Dr Kaitlyn Mendes, author of “SlutWalk: Feminism, activism and media”

5 November 2018

The #Metoo movement has gained momentum in India and has captured the minds of women across the globe thanks to digital media platforms. Feminist researcher Dr Kaitlynn Mendes, shares with Varsha Pillai, programme manager for policy engagement and communications at Public Affairs Centre, why the feminist discourse needs to be analysed and understood. Author of the book SlutWalk: Feminism, activism and media, Dr Mendes studied the global anti-rape movement and examined the representations of the movement in mainstream news and feminist blogs. She documented the experiences, routines and strategies of organizers behind the movement between 2011 and 2014.

Varsha Pillai: How different is feminist oriented research from regular research? 

Dr Kaitlynn Mendes:  Feminist research is part of an approach which is ‘critical’ in perspective. Like other ‘critical’ research which is interested in affecting change (e.g. seeking gender justice), it takes a different methodological approach, often more interpretivist, less positivist. Some form of change is often an integral part of the research and many (perhaps most!) feminist scholars see their research as part of their activism.

VP: What are the research aspects that feminist-oriented research can add to other real-world research?

KM: It can bring about change. Because it often doesn’t try to pretend to be neutral or subjective, it is interested in achieving gender justice. This is really its radical potential.

VP: Why is real world research largely androcentric, particularly in developing countries such as India? How can this be altered to be more inclusive?

KM:  I would say this likely isn’t just a problem in India, but in most parts of the world. It can be difficult, however, to ‘educate’ or ‘enlighten’ researchers to become more inclusive. This is often a painful process – for those of us who realise we haven’t been as inclusive as we should or could be, and for those whose voices or experiences or perspectives are left out.
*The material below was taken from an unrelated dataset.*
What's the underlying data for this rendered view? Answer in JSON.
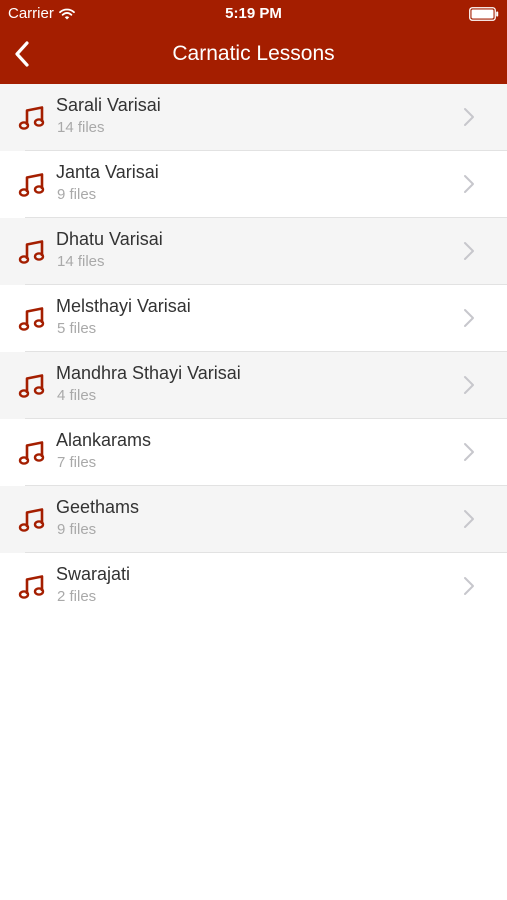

VP: What do you think of the recent research work being carried out in the digital feminism domain in India? Any specific aspects that stand out for you and why? Also share if there is any specific research work that you think truly requires some looking into?

KM:  I think there has long been a tradition of really interesting feminist work done on India. There are certainly unique issues within the Indian context (caste vs. class or ‘race’; issues of access and participation; multiple languages). I was really interested in work which examined LGBTQ+ rights, and as always, sexual violence work.

VP: In your recent work you have looked at how social media organised, theorised and publicised contemporary feminist campaigns. Do these observations also hold true for such home-grown campaigns in India as well?

KM:  I think so. It is certainly true that Indian women are turning to and making use of digital technologies to challenge sexual violence, but I think there is also more on the ground work being done which isn’t talked about. I also get a sense there is a lot of ‘craftivism’ and arts-based activism here – more so than in the UK or other western nations.

VP: In your research you have also ventured into “white privilege” that exists vis a vis feminist campaigns. In the Indian context, would caste be an aspect that often gets lost in feminist research?

KM: Yes, from what I understand, there is a need to engage more with how caste can often act as a silent privilege which scholars may not be aware of or really engaging with.

VP: Feminist research methods typically are qualitative in nature, how open and receptive have your participants been as far as sharing their experiences?

KM: Because most of my methods have been snowball sampling (putting out a call and seeing who responds), people have in general been very forthcoming and willing to talk about often traumatic experiences.